Dataset entries
= Beginning of Section =
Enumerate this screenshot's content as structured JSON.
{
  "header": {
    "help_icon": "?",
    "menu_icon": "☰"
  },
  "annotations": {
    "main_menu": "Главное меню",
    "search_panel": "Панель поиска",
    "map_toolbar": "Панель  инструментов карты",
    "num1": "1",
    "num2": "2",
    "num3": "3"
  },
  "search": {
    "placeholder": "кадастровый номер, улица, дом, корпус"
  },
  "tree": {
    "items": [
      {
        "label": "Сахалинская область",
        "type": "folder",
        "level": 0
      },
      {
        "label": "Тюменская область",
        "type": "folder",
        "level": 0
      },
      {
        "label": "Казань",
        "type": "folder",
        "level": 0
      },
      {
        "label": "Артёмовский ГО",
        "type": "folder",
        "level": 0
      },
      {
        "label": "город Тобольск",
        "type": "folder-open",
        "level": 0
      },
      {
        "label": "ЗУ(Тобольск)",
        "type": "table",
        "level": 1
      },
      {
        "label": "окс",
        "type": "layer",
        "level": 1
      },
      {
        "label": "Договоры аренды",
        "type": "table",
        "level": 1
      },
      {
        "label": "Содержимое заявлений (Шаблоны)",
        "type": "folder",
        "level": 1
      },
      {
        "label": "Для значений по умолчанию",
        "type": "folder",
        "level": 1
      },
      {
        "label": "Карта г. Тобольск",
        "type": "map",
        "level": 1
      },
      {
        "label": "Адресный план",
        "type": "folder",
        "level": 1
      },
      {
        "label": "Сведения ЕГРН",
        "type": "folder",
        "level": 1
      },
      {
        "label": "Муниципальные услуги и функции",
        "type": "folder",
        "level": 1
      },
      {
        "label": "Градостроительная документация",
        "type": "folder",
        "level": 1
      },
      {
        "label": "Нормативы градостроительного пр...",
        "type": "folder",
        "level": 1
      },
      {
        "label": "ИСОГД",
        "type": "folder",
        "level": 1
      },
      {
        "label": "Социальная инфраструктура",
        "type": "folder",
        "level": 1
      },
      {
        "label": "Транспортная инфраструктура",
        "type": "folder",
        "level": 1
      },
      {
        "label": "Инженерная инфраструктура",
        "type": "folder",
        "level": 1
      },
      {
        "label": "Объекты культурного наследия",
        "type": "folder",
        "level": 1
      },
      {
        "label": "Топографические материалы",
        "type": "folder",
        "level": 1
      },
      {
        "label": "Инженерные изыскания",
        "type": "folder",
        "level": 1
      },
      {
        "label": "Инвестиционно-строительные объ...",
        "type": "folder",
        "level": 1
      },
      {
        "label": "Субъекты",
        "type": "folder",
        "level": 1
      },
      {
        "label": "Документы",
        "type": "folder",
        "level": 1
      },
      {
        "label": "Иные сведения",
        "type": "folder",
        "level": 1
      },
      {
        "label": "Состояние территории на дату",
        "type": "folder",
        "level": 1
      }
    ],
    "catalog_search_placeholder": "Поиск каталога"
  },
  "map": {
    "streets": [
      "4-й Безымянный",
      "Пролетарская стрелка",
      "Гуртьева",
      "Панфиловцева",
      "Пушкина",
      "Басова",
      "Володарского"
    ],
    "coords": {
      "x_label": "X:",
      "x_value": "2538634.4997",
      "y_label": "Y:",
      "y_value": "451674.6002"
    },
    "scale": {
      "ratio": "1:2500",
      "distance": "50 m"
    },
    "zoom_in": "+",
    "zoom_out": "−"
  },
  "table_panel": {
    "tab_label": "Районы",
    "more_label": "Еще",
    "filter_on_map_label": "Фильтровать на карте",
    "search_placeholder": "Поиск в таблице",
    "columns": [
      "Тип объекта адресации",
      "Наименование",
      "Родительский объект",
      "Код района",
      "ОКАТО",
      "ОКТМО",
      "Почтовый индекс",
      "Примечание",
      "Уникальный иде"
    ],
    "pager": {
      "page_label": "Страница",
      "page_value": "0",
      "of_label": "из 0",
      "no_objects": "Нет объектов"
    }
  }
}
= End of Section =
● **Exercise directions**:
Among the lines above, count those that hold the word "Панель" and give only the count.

● **Response to the task**:
2